NEW YORK (AP) — Shares of Alimera Sciences and pSivida plunged Friday after U.S. regulators again refused to approve their eye disease treatment Iluvien.
Iluvien is a time-release implant that is intended to treat diabetic macular edema, which can cause blurred vision and blindness. It is delivered by injection. The companies said the Food and Drug Administration decided not to approve Iluvien because of concerns about the drug’s safety. The FDA wants Alimera to run another clinical trial to gather more data about the risks and benefits of Iluvien and its safety profile and said the company should monitor the patients for a year after the study is complete.
The agency also found deficiencies at a manufacturing facility where the drug is made.
Shares of Alimera Sciences Inc. tumbled 73 cents, or 26.6 percent, to $1.98 in morning trading Friday. Shares of pSivida Corp. sank $1.33, or 35.1 percent, to $2.46.
The FDA scheduled an advisory panel meeting for Jan. 27. According to Alimera, the FDA said the meeting could help address problems with its marketing application and give the company advice on identifying patients who would get the most benefit from treatment with Iluvien. The companies said they are disappointed with the ruling, but Alimera said it will work with the FDA to find out if there is a way to get Alimera approved in the U.S.
The FDA had refused to approve Iluvien in November 2011. It is on the market in the United Kingdom and Germany, and Alimera said the manufacturing problems cited by the FDA shouldn’t affect commercial supplies. The company plans to start selling the drug in France early in 2014. It has also been approved in Australia, Portugal, and Spain, and Alimera is seeking approval in other countries.

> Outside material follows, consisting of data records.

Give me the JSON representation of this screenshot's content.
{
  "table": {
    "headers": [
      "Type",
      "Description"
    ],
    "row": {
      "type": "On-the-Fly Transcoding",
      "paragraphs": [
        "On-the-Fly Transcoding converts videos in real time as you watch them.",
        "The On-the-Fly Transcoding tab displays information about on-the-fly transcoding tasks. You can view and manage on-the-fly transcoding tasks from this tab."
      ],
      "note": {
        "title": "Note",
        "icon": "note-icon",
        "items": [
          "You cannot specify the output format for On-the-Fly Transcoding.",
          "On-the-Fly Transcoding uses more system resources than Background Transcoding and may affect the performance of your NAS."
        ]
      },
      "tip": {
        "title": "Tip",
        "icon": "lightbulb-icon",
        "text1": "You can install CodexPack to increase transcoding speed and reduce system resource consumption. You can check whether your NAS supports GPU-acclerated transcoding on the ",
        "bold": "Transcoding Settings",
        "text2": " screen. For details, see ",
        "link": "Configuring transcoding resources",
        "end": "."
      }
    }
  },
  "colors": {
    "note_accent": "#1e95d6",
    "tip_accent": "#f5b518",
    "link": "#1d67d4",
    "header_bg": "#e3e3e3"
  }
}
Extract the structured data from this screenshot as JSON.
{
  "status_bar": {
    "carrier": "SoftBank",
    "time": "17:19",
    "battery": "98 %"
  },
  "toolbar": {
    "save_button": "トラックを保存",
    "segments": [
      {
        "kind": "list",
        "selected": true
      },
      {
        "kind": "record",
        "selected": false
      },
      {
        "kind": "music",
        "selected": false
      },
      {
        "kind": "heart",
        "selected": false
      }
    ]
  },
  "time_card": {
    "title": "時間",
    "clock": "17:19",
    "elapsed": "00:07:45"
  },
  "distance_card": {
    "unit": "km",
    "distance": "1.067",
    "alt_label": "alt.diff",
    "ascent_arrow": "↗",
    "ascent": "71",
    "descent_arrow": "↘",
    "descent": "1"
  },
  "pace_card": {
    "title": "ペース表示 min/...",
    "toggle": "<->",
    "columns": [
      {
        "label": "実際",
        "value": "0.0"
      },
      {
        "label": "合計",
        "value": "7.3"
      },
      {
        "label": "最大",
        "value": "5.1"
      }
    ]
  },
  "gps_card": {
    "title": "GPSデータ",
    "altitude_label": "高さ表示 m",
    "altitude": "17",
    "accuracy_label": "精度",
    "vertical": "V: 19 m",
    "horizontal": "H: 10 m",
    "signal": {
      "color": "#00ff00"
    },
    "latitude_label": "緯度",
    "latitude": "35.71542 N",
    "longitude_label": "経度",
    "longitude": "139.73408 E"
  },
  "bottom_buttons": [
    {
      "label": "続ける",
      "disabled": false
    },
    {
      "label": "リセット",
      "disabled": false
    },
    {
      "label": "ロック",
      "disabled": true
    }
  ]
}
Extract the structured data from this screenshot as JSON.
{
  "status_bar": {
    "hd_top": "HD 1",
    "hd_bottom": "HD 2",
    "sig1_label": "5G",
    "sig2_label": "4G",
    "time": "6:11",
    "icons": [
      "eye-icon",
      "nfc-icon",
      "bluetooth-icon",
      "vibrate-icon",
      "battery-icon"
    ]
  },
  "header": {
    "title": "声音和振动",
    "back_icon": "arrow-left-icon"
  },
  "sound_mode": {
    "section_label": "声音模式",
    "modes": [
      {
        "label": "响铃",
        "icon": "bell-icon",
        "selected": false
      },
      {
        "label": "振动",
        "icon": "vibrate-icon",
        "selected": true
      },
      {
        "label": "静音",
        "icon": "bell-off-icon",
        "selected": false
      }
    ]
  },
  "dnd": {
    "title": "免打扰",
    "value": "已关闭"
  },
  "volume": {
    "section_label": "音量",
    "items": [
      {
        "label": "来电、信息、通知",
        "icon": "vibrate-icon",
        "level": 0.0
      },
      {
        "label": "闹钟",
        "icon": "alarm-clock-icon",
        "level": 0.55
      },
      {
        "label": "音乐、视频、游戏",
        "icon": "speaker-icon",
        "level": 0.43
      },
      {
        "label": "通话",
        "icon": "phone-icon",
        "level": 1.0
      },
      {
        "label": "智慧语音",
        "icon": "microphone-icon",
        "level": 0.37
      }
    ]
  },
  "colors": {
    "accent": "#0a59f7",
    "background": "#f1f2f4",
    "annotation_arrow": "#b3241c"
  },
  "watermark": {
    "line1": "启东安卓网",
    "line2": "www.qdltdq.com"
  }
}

Watertown, Mass.-based pSivida develops sustained-release drug delivery products designed to work for months or years. It licensed Iluvien to Alimera, which is based in Atlanta. The companies say a single Iluvien implant can work for up to three years.